It goes against everything I learned as a designer, namely that you must consider the context in which designs are used, not in which you're developing them. Yes, this mistake is being made across many industries. I've seen designers working in print, for instance, who never actually print out their work. But that others don't consider the end user isn't an excuse - no matter how many times we hear developers use it.

But how do we make things better? Game developers could learn a lesson from web developers. In the early-2010s, as mobile web browsing became more commonplace, they had to contend with how to make sites legible on small screens. The solution: responsive design.

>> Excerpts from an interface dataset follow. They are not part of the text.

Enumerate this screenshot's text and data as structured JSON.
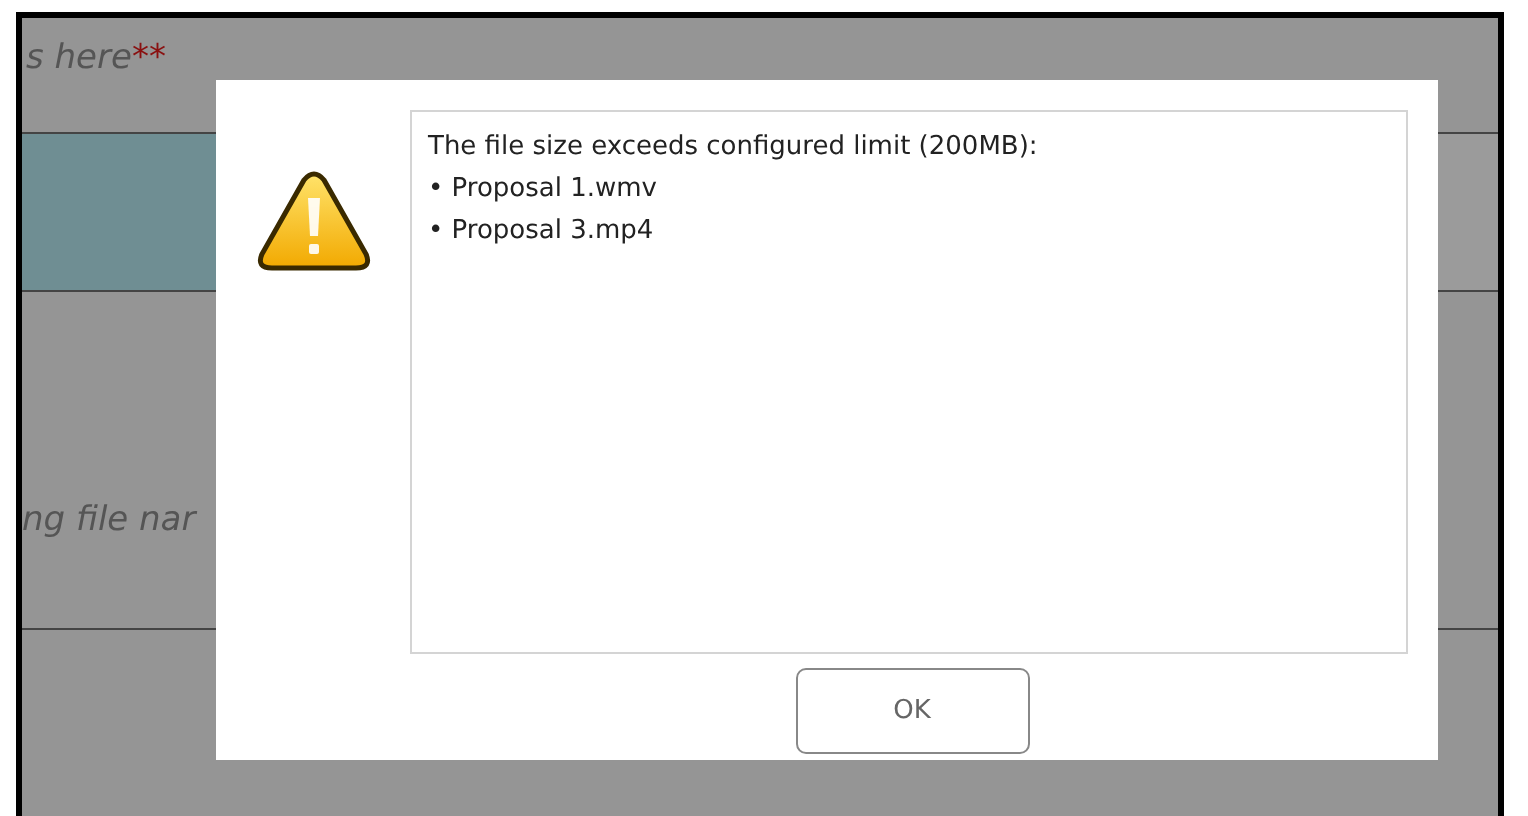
{
  "page_behind": {
    "heading_fragment": "s here",
    "required_mark": "**",
    "field_hint_fragment": "ng file nar"
  },
  "dialog": {
    "kind": "warning",
    "message": "The file size exceeds configured limit (200MB):",
    "files": [
      "• Proposal 1.wmv",
      "• Proposal 3.mp4"
    ],
    "buttons": [
      "OK"
    ]
  }
}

"Visit some of your favourite sites on a PC, and try changing the size of the window," Hamilton says. "For most sites [oddly, Eurogamer isn't one of them, but Hamilton provided this demonstration] as you drag the window bigger and smaller you'll see the layout change on the fly to work appropriately within the space that's available."

It means that games could respond to the screens and resolutions on which they're played, not developed - catering to a more subjective experience, rather than a perceived objective readability.

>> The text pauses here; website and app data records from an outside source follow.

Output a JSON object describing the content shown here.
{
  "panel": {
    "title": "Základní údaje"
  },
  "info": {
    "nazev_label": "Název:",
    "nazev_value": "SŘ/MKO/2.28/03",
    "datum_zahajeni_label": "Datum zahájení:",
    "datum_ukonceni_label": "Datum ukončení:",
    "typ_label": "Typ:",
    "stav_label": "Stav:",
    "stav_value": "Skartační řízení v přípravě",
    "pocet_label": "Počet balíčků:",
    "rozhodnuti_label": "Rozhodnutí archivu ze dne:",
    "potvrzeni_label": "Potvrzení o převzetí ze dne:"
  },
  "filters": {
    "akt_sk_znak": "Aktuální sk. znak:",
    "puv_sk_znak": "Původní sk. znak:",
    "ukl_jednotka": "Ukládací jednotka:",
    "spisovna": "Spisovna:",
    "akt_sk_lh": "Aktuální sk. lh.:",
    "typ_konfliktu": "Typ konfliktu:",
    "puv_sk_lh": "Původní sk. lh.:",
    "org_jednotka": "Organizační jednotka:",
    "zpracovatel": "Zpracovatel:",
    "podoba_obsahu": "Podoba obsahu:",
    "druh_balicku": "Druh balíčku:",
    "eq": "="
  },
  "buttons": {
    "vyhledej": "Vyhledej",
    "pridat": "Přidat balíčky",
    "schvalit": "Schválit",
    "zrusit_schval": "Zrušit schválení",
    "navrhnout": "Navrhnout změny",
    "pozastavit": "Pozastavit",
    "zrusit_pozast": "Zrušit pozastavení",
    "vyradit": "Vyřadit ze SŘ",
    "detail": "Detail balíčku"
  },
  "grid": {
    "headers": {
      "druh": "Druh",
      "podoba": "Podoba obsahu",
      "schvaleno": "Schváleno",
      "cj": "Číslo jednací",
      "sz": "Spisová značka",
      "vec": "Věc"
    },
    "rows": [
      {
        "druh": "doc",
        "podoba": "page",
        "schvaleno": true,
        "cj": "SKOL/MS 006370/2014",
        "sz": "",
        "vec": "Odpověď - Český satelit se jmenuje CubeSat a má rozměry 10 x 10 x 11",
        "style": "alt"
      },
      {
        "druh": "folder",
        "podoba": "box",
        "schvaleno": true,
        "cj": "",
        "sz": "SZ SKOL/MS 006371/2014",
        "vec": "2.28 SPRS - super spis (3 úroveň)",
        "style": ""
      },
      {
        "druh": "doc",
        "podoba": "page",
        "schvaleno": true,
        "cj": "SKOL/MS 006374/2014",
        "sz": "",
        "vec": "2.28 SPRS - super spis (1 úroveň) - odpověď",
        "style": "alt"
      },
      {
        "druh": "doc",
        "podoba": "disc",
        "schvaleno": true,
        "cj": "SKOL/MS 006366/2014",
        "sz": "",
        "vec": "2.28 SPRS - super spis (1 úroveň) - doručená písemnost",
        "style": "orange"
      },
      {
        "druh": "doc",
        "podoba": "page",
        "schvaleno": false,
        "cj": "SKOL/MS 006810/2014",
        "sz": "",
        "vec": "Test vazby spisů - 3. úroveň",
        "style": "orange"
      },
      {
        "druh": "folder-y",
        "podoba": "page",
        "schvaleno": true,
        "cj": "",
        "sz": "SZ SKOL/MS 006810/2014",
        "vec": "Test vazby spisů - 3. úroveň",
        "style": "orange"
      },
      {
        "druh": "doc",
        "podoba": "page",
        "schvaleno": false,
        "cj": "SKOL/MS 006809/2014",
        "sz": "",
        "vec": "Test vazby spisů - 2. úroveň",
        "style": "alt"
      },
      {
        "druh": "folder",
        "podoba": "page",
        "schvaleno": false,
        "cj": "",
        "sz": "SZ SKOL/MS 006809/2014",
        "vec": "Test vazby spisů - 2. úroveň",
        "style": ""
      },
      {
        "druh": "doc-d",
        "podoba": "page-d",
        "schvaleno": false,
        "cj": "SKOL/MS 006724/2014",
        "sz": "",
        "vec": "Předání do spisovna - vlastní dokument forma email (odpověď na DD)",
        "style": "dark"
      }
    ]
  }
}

However, it remains important to incorporate considerations of accessible and responsive type into the process as early as possible, Cran says, "rather than reworking things at the end to provide these kinds of features, which can feel like the bottom piece on the Jenga tower of visual design."

Tchia
Tchia.

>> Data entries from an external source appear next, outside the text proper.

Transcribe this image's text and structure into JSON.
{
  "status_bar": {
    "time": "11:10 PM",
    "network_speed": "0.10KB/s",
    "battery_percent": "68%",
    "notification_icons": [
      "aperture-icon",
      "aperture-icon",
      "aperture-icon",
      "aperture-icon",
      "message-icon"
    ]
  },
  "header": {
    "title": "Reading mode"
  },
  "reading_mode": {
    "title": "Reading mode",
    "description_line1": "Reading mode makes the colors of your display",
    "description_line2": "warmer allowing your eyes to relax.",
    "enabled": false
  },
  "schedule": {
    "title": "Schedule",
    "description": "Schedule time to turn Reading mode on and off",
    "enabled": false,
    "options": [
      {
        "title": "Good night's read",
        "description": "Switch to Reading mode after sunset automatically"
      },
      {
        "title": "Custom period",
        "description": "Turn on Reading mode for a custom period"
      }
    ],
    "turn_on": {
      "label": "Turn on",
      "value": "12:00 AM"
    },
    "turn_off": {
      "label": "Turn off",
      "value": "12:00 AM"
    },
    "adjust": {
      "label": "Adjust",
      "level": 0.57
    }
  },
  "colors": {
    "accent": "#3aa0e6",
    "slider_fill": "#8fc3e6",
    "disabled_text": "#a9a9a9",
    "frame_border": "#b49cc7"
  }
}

But it's not just developers that need to consider text size. Outlets can help not just inform players about whether games will be accessible to them, but also inspire change in the games they feature.

Even if a reviewer isn't comfortable calling games out on accessibility issues like small text, "you can still let people make informed purchase decisions by ensuring that UI text is shown in the screenshots of your reviews," Hamilton says. "The same could easily be done for other key accessibility issues too, like showing what subtitles look like at their most prominent settings, or showing what the default controls are."

It behoves us all to work towards a more accessible future: the community, journalists, outlets, everyone. For developers, doesn't it make sense to make sure the information you spend countless hours organising and presenting can actually be read?

It's challenging, there's no doubt about that. But the text sizes we're seeing now simply aren't good enough. It's a failure of design, one few are willing to admit to, especially when found in their favourite games (cough, Elden Ring, cough). But as Tchia demonstrates, even some of the best games - games which have the best intentions around accessibility - can be markedly affected by not ensuring players are able to read the information they provide.


Glossary

Font/Typeface: A typeface is a set of characters and a font is how those characters are implemented. For instance, Times New Roman is a typeface, while Times New Roman 12pt is a font, as is Times New Roman bold. However, these terms are often used interchangeably and only the worst pedants will correct you.

Weight: Type weight are categories of fonts, like bold, italic, semibold, etc.

Tracking: The generalised space between letters. This is separate but linked to kerning, which is the space between individual characters.

Leading: The space between lines.

Proportional type: Type that resizes proportionally to its weight, taking up more space the bolder it gets.

Multiplexed type: Type that inhabits the same total space regardless of its weight.